Records from a dataset

*** Begin section ***

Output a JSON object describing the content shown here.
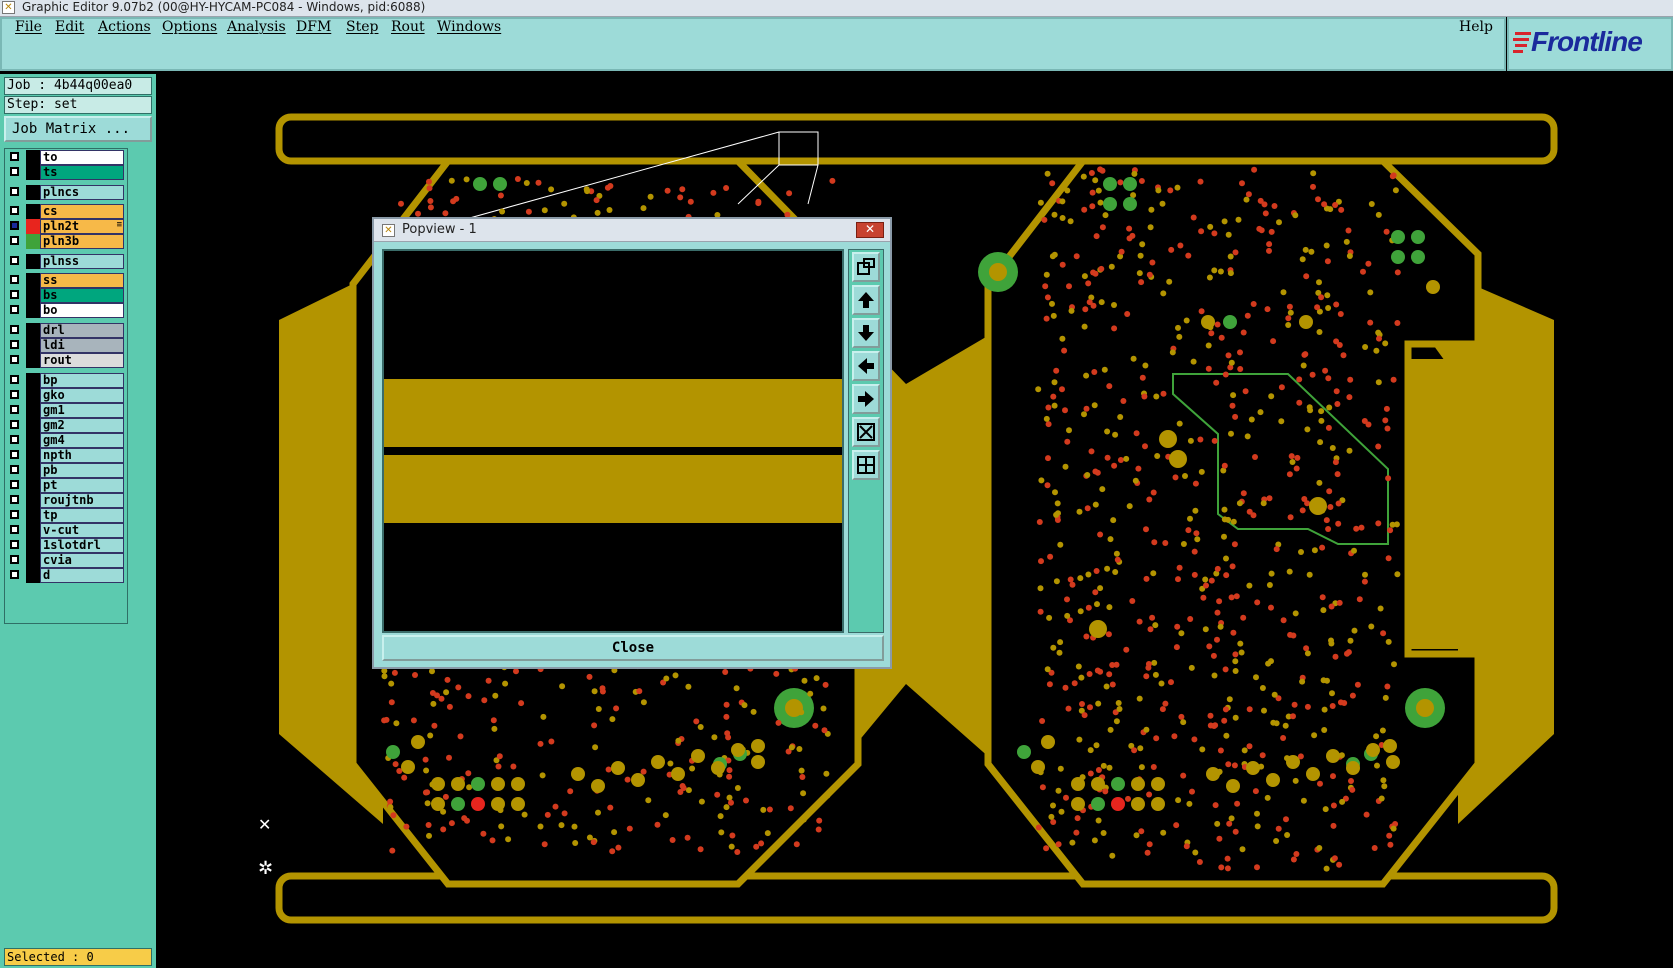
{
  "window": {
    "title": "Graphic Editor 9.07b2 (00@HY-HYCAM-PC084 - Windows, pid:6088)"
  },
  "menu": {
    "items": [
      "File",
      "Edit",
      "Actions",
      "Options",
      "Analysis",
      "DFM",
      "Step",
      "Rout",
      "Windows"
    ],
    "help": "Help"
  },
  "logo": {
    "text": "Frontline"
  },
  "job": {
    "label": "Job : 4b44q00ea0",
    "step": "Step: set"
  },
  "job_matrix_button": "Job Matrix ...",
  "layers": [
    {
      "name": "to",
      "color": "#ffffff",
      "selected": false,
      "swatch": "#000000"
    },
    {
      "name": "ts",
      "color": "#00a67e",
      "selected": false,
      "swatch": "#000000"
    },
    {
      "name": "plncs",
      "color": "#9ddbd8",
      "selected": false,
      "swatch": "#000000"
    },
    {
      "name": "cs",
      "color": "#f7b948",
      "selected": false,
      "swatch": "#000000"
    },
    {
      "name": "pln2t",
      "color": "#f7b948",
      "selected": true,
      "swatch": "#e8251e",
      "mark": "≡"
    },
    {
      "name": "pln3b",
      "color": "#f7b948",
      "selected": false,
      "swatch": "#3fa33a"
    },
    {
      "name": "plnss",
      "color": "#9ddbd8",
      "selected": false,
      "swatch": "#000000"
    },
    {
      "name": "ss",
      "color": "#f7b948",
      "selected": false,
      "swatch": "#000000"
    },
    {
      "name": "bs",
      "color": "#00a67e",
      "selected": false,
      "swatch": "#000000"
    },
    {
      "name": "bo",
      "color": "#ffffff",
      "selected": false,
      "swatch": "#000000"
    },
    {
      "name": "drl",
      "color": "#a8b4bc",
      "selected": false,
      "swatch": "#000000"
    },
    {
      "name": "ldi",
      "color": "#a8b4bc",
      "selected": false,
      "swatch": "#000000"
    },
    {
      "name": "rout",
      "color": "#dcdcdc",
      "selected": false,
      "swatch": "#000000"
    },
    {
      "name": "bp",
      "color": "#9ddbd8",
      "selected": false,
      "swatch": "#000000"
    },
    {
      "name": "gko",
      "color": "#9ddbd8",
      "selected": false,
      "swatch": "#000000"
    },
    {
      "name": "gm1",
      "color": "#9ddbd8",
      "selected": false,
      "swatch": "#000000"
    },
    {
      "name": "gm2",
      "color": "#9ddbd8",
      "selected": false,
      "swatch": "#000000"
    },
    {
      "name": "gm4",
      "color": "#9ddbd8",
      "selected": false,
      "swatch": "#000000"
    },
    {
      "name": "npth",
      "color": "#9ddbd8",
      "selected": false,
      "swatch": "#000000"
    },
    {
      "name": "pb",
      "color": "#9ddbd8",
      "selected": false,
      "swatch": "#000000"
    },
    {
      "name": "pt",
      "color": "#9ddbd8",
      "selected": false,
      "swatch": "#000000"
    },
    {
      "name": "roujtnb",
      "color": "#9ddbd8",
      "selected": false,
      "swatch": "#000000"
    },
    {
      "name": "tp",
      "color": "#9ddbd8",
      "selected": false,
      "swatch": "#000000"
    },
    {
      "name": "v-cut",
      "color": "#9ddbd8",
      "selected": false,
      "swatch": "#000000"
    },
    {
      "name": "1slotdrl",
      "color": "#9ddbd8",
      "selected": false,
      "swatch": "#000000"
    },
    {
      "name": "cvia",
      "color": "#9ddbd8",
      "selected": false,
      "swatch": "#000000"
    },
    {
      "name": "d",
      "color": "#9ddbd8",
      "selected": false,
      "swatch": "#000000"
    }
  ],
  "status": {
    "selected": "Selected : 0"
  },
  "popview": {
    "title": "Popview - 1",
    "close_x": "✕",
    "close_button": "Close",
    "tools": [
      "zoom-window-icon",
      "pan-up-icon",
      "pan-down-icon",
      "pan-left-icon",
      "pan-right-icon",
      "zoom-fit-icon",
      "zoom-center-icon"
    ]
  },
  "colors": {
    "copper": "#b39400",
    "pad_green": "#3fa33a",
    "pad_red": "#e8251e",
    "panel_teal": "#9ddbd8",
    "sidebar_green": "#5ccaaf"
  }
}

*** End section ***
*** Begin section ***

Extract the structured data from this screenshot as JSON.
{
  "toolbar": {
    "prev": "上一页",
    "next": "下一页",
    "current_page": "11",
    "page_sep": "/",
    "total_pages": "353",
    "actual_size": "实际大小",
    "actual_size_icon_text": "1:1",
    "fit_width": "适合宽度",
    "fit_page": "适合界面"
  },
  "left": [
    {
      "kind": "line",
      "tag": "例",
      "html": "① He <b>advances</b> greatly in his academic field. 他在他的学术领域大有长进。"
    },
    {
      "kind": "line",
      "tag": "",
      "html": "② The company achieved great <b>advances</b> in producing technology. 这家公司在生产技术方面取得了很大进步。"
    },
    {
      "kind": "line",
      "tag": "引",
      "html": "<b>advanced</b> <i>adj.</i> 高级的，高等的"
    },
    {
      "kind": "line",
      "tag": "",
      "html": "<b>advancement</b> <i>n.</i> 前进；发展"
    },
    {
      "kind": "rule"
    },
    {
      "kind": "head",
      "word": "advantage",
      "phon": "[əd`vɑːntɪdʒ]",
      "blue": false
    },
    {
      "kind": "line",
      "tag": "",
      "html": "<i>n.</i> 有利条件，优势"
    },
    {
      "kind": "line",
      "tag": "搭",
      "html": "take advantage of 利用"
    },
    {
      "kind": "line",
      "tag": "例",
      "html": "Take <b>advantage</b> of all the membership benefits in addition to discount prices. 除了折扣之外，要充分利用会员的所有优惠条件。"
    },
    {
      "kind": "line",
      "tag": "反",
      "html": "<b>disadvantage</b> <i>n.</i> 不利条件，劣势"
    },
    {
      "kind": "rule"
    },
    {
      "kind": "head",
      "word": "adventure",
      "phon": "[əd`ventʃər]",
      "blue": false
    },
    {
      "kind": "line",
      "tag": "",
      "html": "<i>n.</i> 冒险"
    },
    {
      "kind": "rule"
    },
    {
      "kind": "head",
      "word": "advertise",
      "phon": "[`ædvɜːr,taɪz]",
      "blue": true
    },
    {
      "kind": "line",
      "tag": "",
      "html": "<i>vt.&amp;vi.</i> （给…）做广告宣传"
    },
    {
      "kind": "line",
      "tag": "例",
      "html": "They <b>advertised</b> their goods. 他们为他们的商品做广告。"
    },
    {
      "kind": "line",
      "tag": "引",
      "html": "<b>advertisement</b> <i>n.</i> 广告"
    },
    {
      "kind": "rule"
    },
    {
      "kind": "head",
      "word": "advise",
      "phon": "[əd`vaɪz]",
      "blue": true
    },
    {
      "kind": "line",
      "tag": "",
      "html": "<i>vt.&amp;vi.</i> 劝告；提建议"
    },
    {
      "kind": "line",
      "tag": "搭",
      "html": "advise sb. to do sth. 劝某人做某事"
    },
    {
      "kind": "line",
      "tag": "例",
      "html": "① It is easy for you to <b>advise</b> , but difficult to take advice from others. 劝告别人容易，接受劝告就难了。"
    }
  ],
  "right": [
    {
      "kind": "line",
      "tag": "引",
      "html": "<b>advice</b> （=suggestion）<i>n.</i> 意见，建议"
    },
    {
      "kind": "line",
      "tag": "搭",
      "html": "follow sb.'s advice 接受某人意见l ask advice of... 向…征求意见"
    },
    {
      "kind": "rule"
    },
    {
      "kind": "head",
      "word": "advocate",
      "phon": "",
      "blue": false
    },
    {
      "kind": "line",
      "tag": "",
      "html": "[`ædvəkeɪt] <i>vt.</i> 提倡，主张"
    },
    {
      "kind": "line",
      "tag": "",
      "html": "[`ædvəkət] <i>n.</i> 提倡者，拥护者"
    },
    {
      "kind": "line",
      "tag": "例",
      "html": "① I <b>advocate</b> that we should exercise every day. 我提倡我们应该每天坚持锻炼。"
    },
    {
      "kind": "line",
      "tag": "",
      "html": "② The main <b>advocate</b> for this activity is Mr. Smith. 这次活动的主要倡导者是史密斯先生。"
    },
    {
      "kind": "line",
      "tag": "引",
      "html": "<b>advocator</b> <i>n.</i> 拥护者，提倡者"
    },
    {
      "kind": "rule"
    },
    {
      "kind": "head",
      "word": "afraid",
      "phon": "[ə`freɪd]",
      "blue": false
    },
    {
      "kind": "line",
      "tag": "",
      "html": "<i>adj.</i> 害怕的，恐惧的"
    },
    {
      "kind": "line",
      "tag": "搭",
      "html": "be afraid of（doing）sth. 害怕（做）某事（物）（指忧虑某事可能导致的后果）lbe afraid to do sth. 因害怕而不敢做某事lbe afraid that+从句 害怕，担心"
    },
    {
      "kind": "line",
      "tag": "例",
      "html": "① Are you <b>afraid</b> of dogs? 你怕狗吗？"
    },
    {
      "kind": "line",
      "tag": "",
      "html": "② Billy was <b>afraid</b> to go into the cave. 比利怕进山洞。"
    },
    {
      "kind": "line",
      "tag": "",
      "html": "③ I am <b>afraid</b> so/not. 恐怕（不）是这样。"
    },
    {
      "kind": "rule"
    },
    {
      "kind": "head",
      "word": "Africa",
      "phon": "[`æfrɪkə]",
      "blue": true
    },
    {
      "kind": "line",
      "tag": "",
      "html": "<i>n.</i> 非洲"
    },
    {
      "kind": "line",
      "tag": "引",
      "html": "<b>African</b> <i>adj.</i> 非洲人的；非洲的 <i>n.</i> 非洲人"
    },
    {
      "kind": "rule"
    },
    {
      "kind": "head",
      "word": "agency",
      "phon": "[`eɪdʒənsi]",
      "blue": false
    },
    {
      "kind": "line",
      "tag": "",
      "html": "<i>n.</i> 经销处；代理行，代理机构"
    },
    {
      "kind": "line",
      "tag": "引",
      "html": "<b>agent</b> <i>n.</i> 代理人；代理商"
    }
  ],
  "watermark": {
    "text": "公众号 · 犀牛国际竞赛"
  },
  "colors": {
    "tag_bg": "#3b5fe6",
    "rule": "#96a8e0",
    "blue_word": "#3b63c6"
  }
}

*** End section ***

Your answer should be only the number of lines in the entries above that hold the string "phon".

#### [Your solution]
8